Now we have ssh listening on the ./ssh socket. This part is only necessary in order to create a test target for this demonstration.

Then we create the network-to-unix-socket part:

$ pen -dfS 1 :::2222 ./ssh

2014-04-11 17:42:23: pen_aton(::, 0x7fff9e734780)
2014-04-11 17:42:23: family = 10
2014-04-11 17:42:23: socktype = 1
2014-04-11 17:42:23: protocol = 6
2014-04-11 17:42:23: addrlen = 28
2014-04-11 17:42:23: sockaddr = 0x1c143b0
2014-04-11 17:42:23: canonname = (null)
2014-04-11 17:42:23: local address=[:::2222]
2014-04-11 17:42:23: n = 1, address = ./ssh, pno = 0, maxc1 = 0, hard = 0, weight = 0, prio = 0, proto = tcp
2014-04-11 17:42:23: pen_aton(./ssh, 0x1c1aa18)
2014-04-11 17:42:23: servers:
2014-04-11 17:42:23:  0 ./ssh:1:0:0:0:0
2014-04-11 17:42:23: mainloop_select()

Here, we wait for connections to port 2222 on the address ::. On Linux, that will make our single pen instance accept connections to any ipv6 or ipv4 address.

Finally:

$ ssh -p 2222 localhost
ulric@localhost's password:
Linux debian 3.12-1-amd64 #1 SMP Debian 3.12.9-1 (2014-02-01) x86_64
The programs included with the Debian GNU/Linux system are free software;
the exact distribution terms for each program are described in the
individual files in /usr/share/doc/*/copyright.

Debian GNU/Linux comes with ABSOLUTELY NO WARRANTY, to the extent
permitted by applicable law.
You have new mail.
Last login: Fri Apr 11 17:30:04 2014 from localhost

So that obviously works. In the first debugging windows, we have:

 

2014-04-11 17:42:47: Unix acl:s not implemented
2014-04-11 17:42:47: Client  has index -1
2014-04-11 17:42:47: lookup_client returns -1
2014-04-11 17:42:47: Trying server 0 at time 1397230967
2014-04-11 17:42:47: Unix acl:s not implemented
2014-04-11 17:42:47: Connecting to 127.0.0.1
2014-04-11 17:42:47: Family: AF_INET
2014-04-11 17:42:47: Port: 22
2014-04-11 17:42:47: Address: 127.0.0.1
2014-04-11 17:42:47: Successful connect to server 0
2014-04-11 17:42:47: Client  has index 0 and server 0
2014-04-11 17:42:47: store_conn: connections_used = 1

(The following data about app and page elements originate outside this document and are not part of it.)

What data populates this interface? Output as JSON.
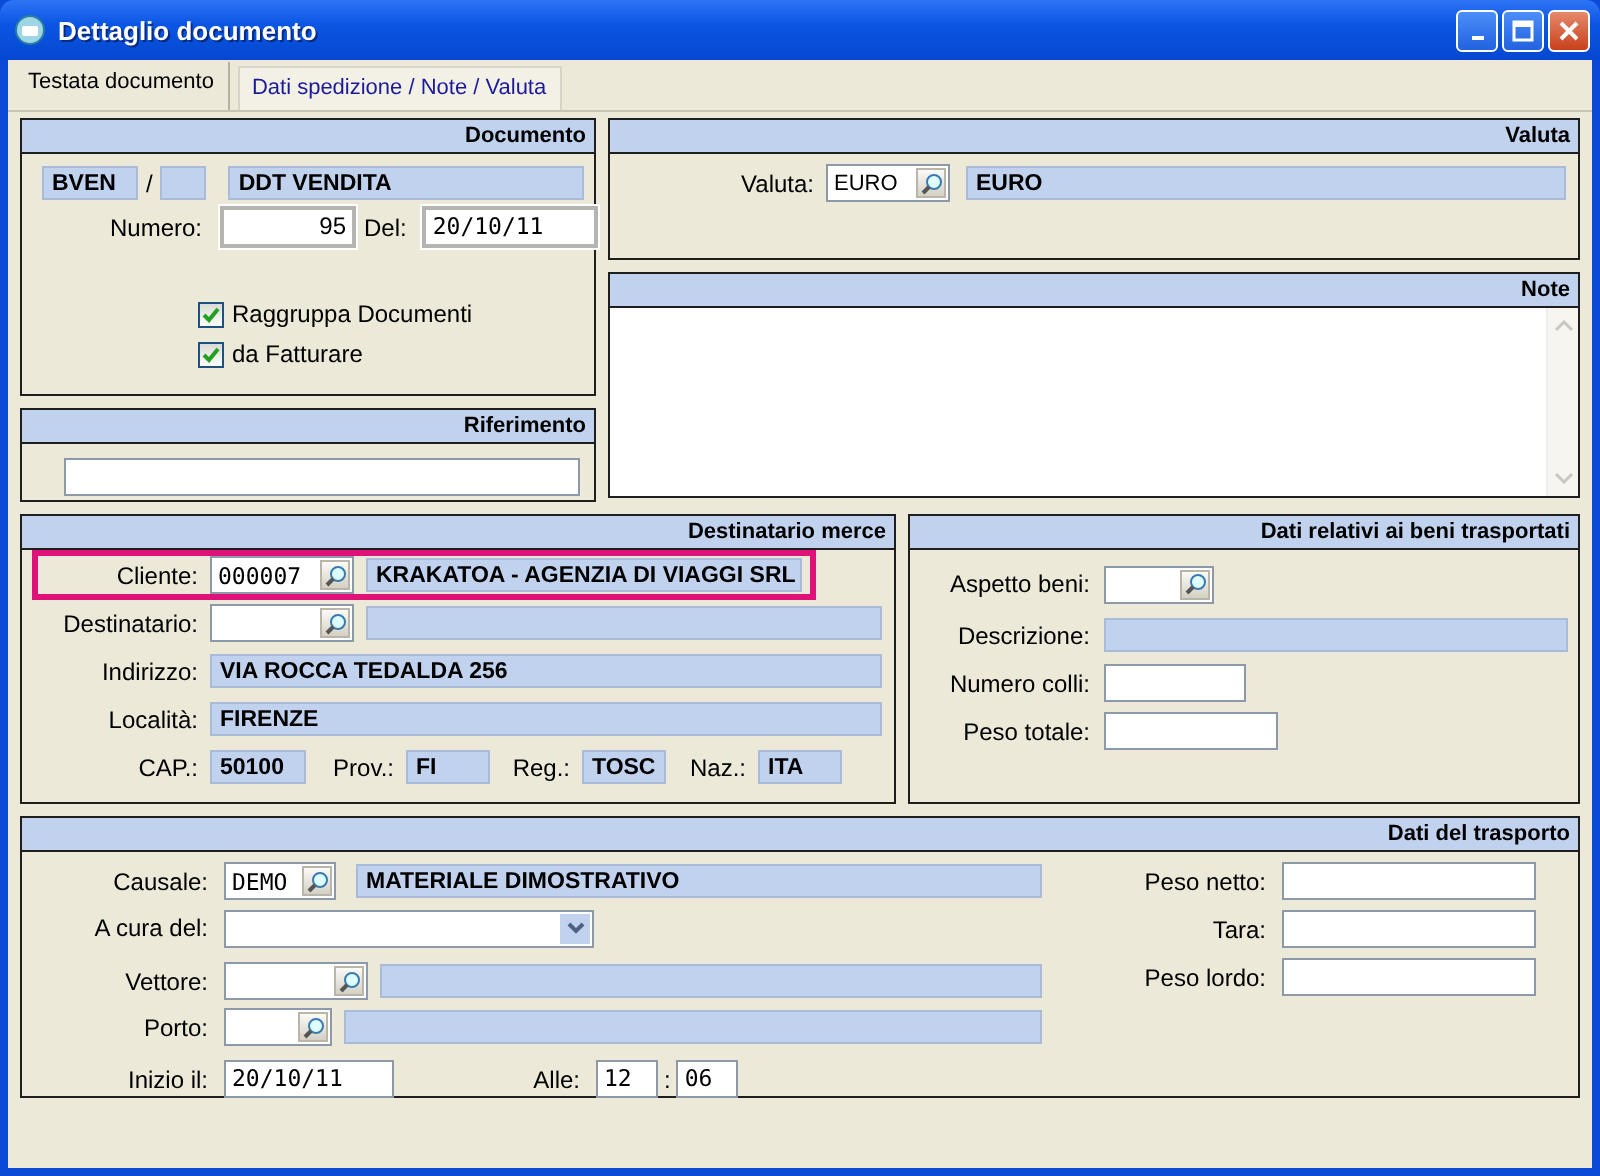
{
  "window": {
    "title": "Dettaglio documento"
  },
  "tabs": [
    {
      "label": "Testata documento",
      "selected": true
    },
    {
      "label": "Dati spedizione / Note / Valuta",
      "selected": false
    }
  ],
  "documento": {
    "title": "Documento",
    "serie": "BVEN",
    "separator": "/",
    "tipo": "DDT VENDITA",
    "numero_label": "Numero:",
    "numero": "95",
    "del_label": "Del:",
    "data": "20/10/11",
    "checkboxes": [
      {
        "label": "Raggruppa Documenti",
        "checked": true
      },
      {
        "label": "da Fatturare",
        "checked": true
      }
    ]
  },
  "riferimento": {
    "title": "Riferimento"
  },
  "valuta": {
    "title": "Valuta",
    "label": "Valuta:",
    "code": "EURO",
    "description": "EURO"
  },
  "note": {
    "title": "Note"
  },
  "destinatario": {
    "title": "Destinatario merce",
    "rows": [
      {
        "kind": "lookup",
        "label": "Cliente:",
        "code": "000007",
        "description": "KRAKATOA - AGENZIA DI VIAGGI SRL",
        "highlighted": true
      },
      {
        "kind": "lookup",
        "label": "Destinatario:",
        "highlighted": false
      },
      {
        "kind": "readonly",
        "label": "Indirizzo:",
        "value": "VIA ROCCA TEDALDA 256"
      },
      {
        "kind": "readonly",
        "label": "Località:",
        "value": "FIRENZE"
      },
      {
        "kind": "multi",
        "items": [
          {
            "label": "CAP.:",
            "value": "50100"
          },
          {
            "label": "Prov.:",
            "value": "FI"
          },
          {
            "label": "Reg.:",
            "value": "TOSC"
          },
          {
            "label": "Naz.:",
            "value": "ITA"
          }
        ]
      }
    ]
  },
  "beni": {
    "title": "Dati relativi ai beni trasportati",
    "rows": [
      {
        "kind": "lookup",
        "label": "Aspetto beni:"
      },
      {
        "kind": "readonly",
        "label": "Descrizione:"
      },
      {
        "kind": "short",
        "label": "Numero colli:"
      },
      {
        "kind": "text",
        "label": "Peso totale:"
      }
    ]
  },
  "trasporto": {
    "title": "Dati del trasporto",
    "rows": [
      {
        "kind": "lookup",
        "label": "Causale:",
        "code": "DEMO",
        "description": "MATERIALE DIMOSTRATIVO"
      },
      {
        "kind": "combo",
        "label": "A cura del:"
      },
      {
        "kind": "lookup",
        "label": "Vettore:"
      },
      {
        "kind": "lookup",
        "label": "Porto:"
      },
      {
        "kind": "datetime",
        "label": "Inizio il:",
        "value": "20/10/11",
        "time_label": "Alle:",
        "hour": "12",
        "separator": ":",
        "minute": "06"
      }
    ],
    "weights": [
      {
        "label": "Peso netto:"
      },
      {
        "label": "Tara:"
      },
      {
        "label": "Peso lordo:"
      }
    ]
  }
}
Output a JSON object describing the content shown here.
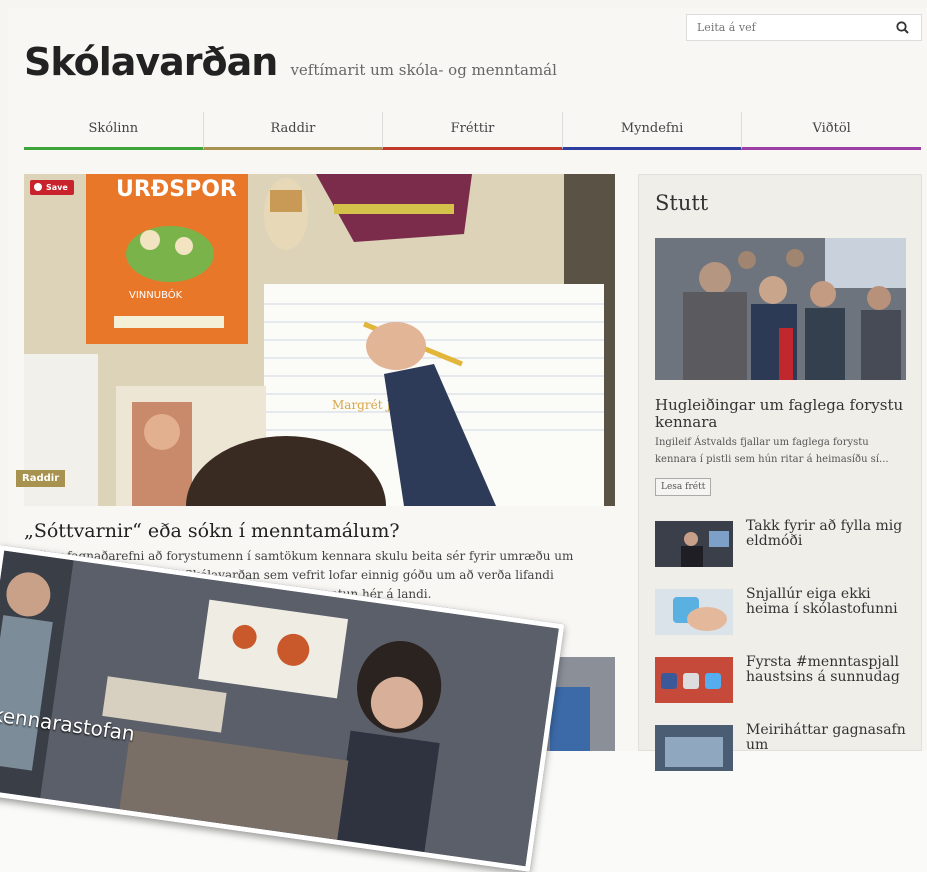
{
  "site": {
    "logo": "Skólavarðan",
    "tagline": "veftímarit um skóla- og menntamál"
  },
  "search": {
    "placeholder": "Leita á vef",
    "icon": "search-icon"
  },
  "nav": {
    "items": [
      {
        "label": "Skólinn",
        "color": "#3da53a"
      },
      {
        "label": "Raddir",
        "color": "#a89250"
      },
      {
        "label": "Fréttir",
        "color": "#c0392b"
      },
      {
        "label": "Myndefni",
        "color": "#2e3d9e"
      },
      {
        "label": "Viðtöl",
        "color": "#9b3ea5"
      }
    ]
  },
  "featured": {
    "save_label": "Save",
    "category": "Raddir",
    "title": "„Sóttvarnir“ eða sókn í menntamálum?",
    "excerpt_line1": "Það er fagnaðarefni að forystumenn í samtökum kennara skulu beita sér fyrir umræðu um",
    "excerpt_line2": "... á opinberum vettvangi. Skólavarðan sem vefrit lofar einnig góðu um að verða lifandi",
    "excerpt_line3": "... um það sem mestu skiptir í skólamálum og menntun hér á landi.",
    "image_texts": {
      "book_title": "URÐSPOR",
      "book_sub": "VINNUBÓK",
      "notebook": "Margrét Jóna"
    }
  },
  "sidebar": {
    "title": "Stutt",
    "feature": {
      "title": "Hugleiðingar um faglega forystu kennara",
      "excerpt": "Ingileif Ástvalds fjallar um faglega forystu kennara í pistli sem hún ritar á heimasíðu sí...",
      "button": "Lesa frétt"
    },
    "items": [
      {
        "title": "Takk fyrir að fylla mig eldmóði"
      },
      {
        "title": "Snjallúr eiga ekki heima í skólastofunni"
      },
      {
        "title": "Fyrsta #menntaspjall haustsins á sunnudag"
      },
      {
        "title": "Meiriháttar gagnasafn um"
      }
    ]
  },
  "overlay": {
    "caption": "kennarastofan"
  }
}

“Unix acl:s not implemented” means that unlike ipv4 and ipv6 connections, Pen has no built in restrictions for local sockets. Since they follow regular file permissions, you can use regular Unix tools (chmod et al) to restrict access.

And in the second:

2014-04-11 17:42:47: match_acl_ipv6(0, 2658351864)
2014-04-11 17:42:47: Client ::1 has index -1
2014-04-11 17:42:47: lookup_client returns -1
2014-04-11 17:42:47: Trying server 0 at time 1397230967
2014-04-11 17:42:47: match_acl_ipv4(0, 2658351864)
2014-04-11 17:42:47: Connecting to ./ssh
2014-04-11 17:42:47: Family: AF_UNIX
2014-04-11 17:42:47: Path: ./ssh
2014-04-11 17:42:47: Successful connect to server 0
2014-04-11 17:42:47: Client ::1 has index 0 and server 0
2014-04-11 17:42:47: store_conn: connections_used = 1
Facebooktwittergoogle_plusredditpinterestlinkedinmail

Unix Domain Sockets

One of the new features in 0.22 is Unix domain sockets. Originally this came up as an idea to provide more fine-grained restrictions on who can use the control socket, but the control socket and the “main” socket are created by mostly the same code, so now it is possible to make Apache answer on a Unix domain socket, something which Apache cannot do by itself:

pen ./websocket localhost:80

Or for ssh:

pen ./sshd localhost:22

Now you just need a web browser and an ssh client which can connect to the local socket.

Facebooktwittergoogle_plusredditpinterestlinkedinmail